As predicted, the government has responded to Boston College’s suggestion of the death of Dolours Price by arguing that the investigation in the UK is not limited to making a criminal case against Ms. Price herself. In its memorandum, the government chides BC for making an argument so cursory that it “would ordinarily be deemed waived,” but because the question goes to the courts’ jurisdiction, it addresses the substantive points. First, the government claims that the subpoenas sought materials that “very well might include interviews implicating persons other than Price in [Jean] McConville’s death.” Second, and perhaps more interestingly, the government rebuts BC’s arguments based on the MLAT itself. BC had argued that under Article 1, § 1bis of the MLAT, mutual legal assistance is only available “for matters in which the administrative authority anticipates that no prosecution or referral, as applicable, will take place.” But the government points out that § 1bis and its limitations are inapplicable, because it applies only where assistance is requested by a “national administrative authorities” conducting an investigation “with a view to a criminal prosecution.” The more general provisions of the treaty permit “mutual legal assistance [ellipsis] for the purpose of proceedings” that include “any measure or step taken in connection with the investigation or prosecution of criminal offenses.” It’s hard to say, and I may be reading between the lines too much, but the government may be saying that while the UK authorities are conducting an investigation of criminal offenses, there is not necessarily a plan for prosecution. Who knows? Unfortunately, we do not have access to the government’s ex parte submissions.
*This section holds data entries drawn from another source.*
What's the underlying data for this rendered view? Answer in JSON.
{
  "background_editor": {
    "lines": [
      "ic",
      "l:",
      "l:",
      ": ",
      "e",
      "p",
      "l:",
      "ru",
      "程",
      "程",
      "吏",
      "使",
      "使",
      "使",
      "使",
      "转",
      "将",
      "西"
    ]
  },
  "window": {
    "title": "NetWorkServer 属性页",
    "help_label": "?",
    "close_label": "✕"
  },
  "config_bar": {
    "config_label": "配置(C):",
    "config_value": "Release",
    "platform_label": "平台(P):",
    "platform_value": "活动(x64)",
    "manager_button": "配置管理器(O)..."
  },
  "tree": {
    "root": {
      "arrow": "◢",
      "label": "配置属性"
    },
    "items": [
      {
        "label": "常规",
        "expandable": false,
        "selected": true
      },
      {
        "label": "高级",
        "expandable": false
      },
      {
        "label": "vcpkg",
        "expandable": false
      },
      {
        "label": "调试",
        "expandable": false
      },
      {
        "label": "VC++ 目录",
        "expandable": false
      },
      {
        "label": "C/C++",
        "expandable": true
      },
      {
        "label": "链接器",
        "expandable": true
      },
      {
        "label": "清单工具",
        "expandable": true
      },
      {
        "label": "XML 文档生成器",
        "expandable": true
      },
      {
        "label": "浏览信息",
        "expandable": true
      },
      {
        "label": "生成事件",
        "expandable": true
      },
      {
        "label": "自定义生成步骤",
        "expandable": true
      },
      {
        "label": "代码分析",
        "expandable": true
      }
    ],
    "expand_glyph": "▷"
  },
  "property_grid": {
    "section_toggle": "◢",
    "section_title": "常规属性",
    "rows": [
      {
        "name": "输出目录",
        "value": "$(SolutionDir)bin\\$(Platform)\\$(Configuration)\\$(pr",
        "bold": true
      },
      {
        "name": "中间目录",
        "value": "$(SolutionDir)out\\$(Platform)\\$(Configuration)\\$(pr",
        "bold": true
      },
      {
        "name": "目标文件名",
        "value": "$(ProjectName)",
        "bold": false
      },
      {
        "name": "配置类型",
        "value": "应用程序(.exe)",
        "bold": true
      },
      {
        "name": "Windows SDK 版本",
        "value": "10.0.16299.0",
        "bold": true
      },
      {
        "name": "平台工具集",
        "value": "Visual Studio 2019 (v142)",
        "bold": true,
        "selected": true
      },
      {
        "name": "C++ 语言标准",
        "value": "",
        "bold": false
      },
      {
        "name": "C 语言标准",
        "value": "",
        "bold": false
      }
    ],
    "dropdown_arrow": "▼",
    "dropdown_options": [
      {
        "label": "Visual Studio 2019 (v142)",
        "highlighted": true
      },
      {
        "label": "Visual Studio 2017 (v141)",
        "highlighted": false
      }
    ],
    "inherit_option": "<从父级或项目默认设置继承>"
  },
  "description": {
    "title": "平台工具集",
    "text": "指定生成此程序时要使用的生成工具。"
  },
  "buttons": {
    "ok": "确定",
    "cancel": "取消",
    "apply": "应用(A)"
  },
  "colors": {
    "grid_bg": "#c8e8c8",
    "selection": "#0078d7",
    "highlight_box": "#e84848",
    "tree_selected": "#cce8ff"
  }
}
The government also makes an argument I’ve noted before and that the First Circuit accepted: a private party cannot cite non-compliance with the MLAT as grounds for refusing to comply with the request.